Skip to content

Premier feeling the heat from Ring of Fire

Wynne reportedly upset over lack of First Nation consensus on access road
Ontario Premier Kathleen Wynne

Premier Kathleen Wynne is reportedly getting tough with northern First Nation chiefs over hold-ups in the construction of a Ring of Fire road. 

The Globe and Mail obtained a recent letter from an impatient Wynne to the nine Matawa chiefs indicating her government can’t afford any more delays and is prepared to start one-on-one negotiations with individual communities that do want development, if consensus can’t be reached.

For three years, the Ontario government has promised to invest $1 billion for mining-related transportation infrastructure but the money hasn’t been released in three successive budgets, including this past April’s spring budget.

At the same time, the provincially-created Regional Framework process, launched in April 2014, to address environmental concerns among the Matawa communities, and to define how Indigenous people will participate in natural resource development, appears to have no end in sight.

The government wants consensus on the road from the nine communities before proceeding with a plan.

Since the departure of Cliffs Natural Resources from the Ring of Fire in 2015, the Wynne government needs some positive news on this file heading into a June 2018 election.

Noront Resources, the lead mine developer in the James Bay region, has been making it known in recent months that investors are getting weary with the delays in advancing the nickel and chromite properties as the Toronto company waits on the province to table an infrastructure plan.

The company may consider mothballing its McFauld’s Lake exploration camp this fall.

“I think everyone’s feeling frustrated that nothing’s happened all this time and this is the time to get it done,” Noront CEO Alan Coutts recently told Northern Ontario Business.

After being shut out in the budget, Coutts said he was reassured by provincial mining ministry officials that road funding for the Ring of Fire remains in the government’s fiscal plan.

Coutts was recently in Sault Ste. Marie, addressing business leaders and MPP hopefuls prior to that community’s upcoming byelection on June 1. The company is considering the city as a potential site for a ferrochrome smelter to process Ring of Fire chromite ore for export to stainless steel producers in the U.S.

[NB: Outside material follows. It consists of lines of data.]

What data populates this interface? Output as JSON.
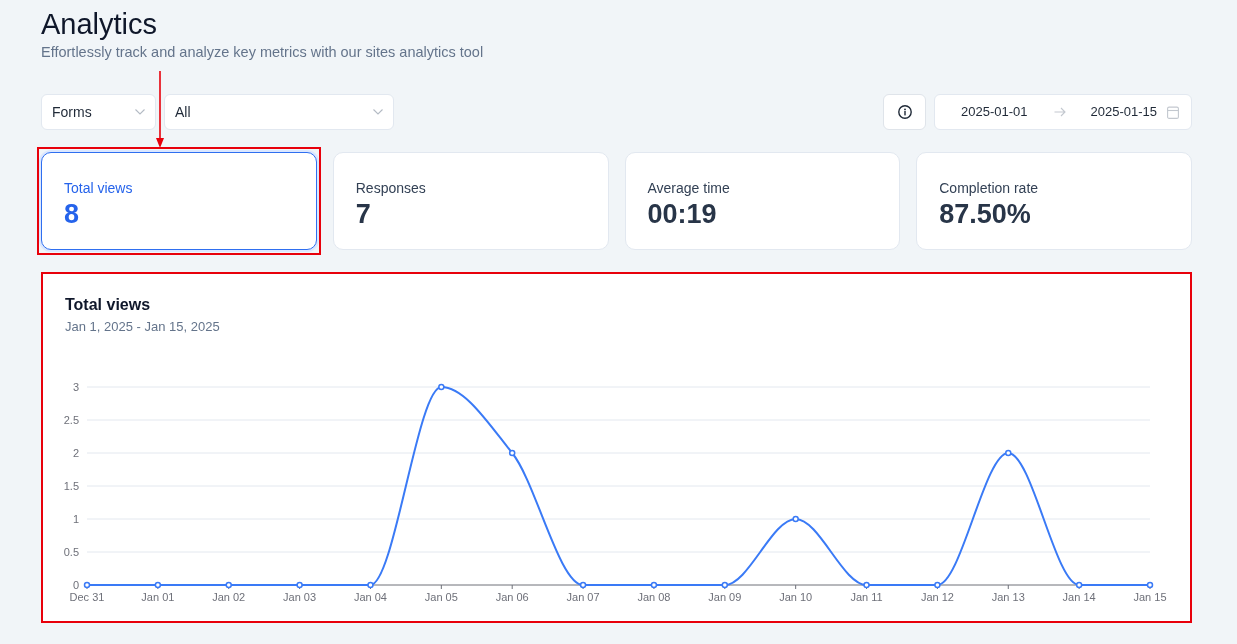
{
  "page": {
    "title": "Analytics",
    "subtitle": "Effortlessly track and analyze key metrics with our sites analytics tool"
  },
  "filters": [
    {
      "kind": "select",
      "value": "Forms"
    },
    {
      "kind": "select",
      "value": "All"
    }
  ],
  "date_range": {
    "start": "2025-01-01",
    "end": "2025-01-15"
  },
  "metrics": [
    {
      "label": "Total views",
      "value": "8",
      "selected": true,
      "highlighted": true,
      "arrow": true
    },
    {
      "label": "Responses",
      "value": "7",
      "selected": false,
      "highlighted": false,
      "arrow": false
    },
    {
      "label": "Average time",
      "value": "00:19",
      "selected": false,
      "highlighted": false,
      "arrow": false
    },
    {
      "label": "Completion rate",
      "value": "87.50%",
      "selected": false,
      "highlighted": false,
      "arrow": false
    }
  ],
  "chart": {
    "highlighted": true,
    "chart_data": [
      {
        "type": "line",
        "title": "Total views",
        "subtitle": "Jan 1, 2025 - Jan 15, 2025",
        "categories": [
          "Dec 31",
          "Jan 01",
          "Jan 02",
          "Jan 03",
          "Jan 04",
          "Jan 05",
          "Jan 06",
          "Jan 07",
          "Jan 08",
          "Jan 09",
          "Jan 10",
          "Jan 11",
          "Jan 12",
          "Jan 13",
          "Jan 14",
          "Jan 15"
        ],
        "values": [
          0,
          0,
          0,
          0,
          0,
          3,
          2,
          0,
          0,
          0,
          1,
          0,
          0,
          2,
          0,
          0
        ],
        "color": "#3a7af6",
        "ylim": [
          0,
          3
        ],
        "yticks": [
          0,
          0.5,
          1,
          1.5,
          2,
          2.5,
          3
        ],
        "grid": true,
        "marker": "circle"
      }
    ]
  }
}
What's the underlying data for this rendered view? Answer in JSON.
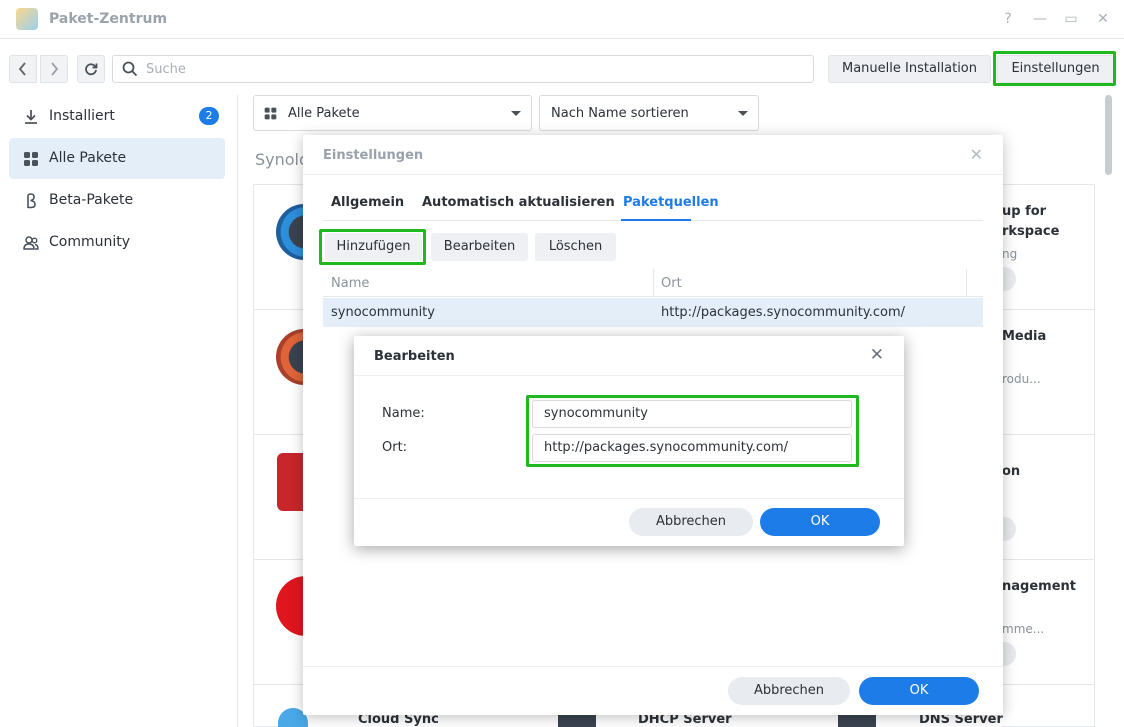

In addressing delegates at the FONOM/Ministry of Municipal Affairs (MMA) Northeastern Municipal Conference in North Bay, May 11, Wynne insisted that the funding is there but reaching consensus with the Matawa communities hasn’t been easy.